As we walked back to our bus — passing the Stars & Bucks pop-up cafe, not to be confused with the Seattle-based coffee chain — I realized I was asking the trip for something it was never supposed to be. This pilgrimage wasn’t intended to package the Holy Land into a trinket-sized memory of hopping between Biblical holy sites. I had been treating the trip like a Christian bucket list, but God wanted something more for me.
Several people who spoke with us through our trip echoed each other when describing the Ancient Stones versus the Living Stones. The Ancient Stones are those religious sites — the churches, mosques, and synagogues in Jerusalem and the Galilee — that almost every Holy Land tour will travel to. The Living Stones are the people — the Christians, Jews, and Muslims — that are trying to live in the same area. So I began to look for Jesus in the Living Stones rather than the ancient ones.
One of the Living Stones that sticks out in my mind was the Nassar family, who run the Tent of Nations. The family are Palestinian Christians living on a farm that dates back in their family 103 years. Israel declared their land part of the state in 1991, although it is in the West Bank. But the family has not chosen to leave, nor have they turned to violence. They are challenging the state through the court system, and their case is now before the Israeli Supreme Court. It was uncomfortable to hear about legal cases and land seizures while we sat in a cave on the property (they have not been allowed to build, have electricity, or running water since 1991). But something profound stirred in our group when we heard an impassioned plea by the brother and sister about turning the other cheek. They won’t give in, but they won’t do harm either. They have a love that transcends the politics, and they show it to everyone — regardless of their religion — because that’s what Christ commands. There — in a cave with little air flow and bugs buzzing by our ears — I found Jesus. He wasn’t where I thought he would have been. He wasn’t in a gilded church, surrounded by mosaics and marble. But, he was there.
A few days later, I looked across the Sea of Galilee from the Mount of Beatitudes, where Jesus gave his Sermon on the Mount. I heard the words of Matthew 5:9 being carved into my soul: “Blessed are the peacemakers, for they will be called children of God.” Jesus spoke those words on this land, and more than 2,000 years later, I was hearing them anew.

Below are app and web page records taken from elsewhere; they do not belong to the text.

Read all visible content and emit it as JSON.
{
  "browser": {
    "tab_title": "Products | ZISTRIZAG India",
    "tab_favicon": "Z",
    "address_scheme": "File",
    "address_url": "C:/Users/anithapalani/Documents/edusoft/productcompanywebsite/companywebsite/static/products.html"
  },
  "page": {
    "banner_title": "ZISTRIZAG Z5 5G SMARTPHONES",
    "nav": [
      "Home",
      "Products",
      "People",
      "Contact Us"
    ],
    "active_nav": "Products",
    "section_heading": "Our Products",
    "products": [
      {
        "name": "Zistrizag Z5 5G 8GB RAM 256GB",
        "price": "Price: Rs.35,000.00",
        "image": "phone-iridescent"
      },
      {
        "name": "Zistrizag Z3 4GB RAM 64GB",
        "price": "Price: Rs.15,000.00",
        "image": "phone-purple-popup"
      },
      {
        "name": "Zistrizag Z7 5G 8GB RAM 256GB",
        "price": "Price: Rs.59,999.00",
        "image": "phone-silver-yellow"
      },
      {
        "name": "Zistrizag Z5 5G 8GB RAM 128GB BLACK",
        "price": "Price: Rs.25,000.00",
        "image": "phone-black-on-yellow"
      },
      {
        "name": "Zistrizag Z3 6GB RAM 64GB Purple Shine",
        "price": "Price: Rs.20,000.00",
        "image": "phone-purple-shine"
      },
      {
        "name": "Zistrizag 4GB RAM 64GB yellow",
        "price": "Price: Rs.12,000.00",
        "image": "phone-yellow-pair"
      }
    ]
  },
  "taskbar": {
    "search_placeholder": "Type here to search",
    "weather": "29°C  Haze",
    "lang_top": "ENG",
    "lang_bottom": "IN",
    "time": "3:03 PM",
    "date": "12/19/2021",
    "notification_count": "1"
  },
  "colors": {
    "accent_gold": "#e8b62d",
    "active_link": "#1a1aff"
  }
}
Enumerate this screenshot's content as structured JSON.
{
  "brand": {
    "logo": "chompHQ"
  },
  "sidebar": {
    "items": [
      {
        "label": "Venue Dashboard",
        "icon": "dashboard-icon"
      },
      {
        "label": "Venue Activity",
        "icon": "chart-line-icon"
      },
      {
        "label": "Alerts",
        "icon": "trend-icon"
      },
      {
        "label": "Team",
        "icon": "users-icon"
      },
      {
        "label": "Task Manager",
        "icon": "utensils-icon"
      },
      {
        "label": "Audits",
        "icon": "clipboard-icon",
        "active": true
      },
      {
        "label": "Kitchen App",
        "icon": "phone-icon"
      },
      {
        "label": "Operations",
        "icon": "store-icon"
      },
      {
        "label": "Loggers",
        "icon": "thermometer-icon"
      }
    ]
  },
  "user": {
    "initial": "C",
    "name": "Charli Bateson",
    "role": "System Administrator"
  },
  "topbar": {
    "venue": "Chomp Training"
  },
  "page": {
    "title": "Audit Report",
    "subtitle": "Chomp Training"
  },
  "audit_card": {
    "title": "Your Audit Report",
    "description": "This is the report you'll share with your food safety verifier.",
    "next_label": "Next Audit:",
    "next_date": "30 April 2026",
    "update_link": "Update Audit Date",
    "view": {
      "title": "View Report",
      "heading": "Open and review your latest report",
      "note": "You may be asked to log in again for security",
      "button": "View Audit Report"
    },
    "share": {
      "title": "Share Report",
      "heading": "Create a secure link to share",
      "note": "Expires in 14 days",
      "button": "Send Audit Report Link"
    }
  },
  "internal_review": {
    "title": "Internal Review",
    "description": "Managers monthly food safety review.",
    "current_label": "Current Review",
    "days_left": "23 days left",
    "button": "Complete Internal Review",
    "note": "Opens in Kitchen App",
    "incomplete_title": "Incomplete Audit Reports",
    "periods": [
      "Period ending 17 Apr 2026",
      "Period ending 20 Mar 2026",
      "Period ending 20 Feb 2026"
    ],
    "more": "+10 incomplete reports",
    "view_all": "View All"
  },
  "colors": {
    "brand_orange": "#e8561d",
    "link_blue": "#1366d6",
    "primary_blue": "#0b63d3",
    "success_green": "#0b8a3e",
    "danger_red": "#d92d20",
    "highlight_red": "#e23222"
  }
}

So, if you ask me how my trip to the Holy Land was, I will likely respond, “It was amazing and heartbreaking and beautiful and challenging. Let’s go to lunch so I can share more about it.” Those 10 days made me confront areas in my life where I have been unkind, not turned my cheek, or judged someone. It is because of this trip that I don’t take my faith for granted, and when I pray now, I will look for Jesus in the people around me, not in an empty cave.
• To see a photo essay from Bethany Leggett’s trip, pick up a copy of the upcoming July/August edition of Golden Isles Magazine.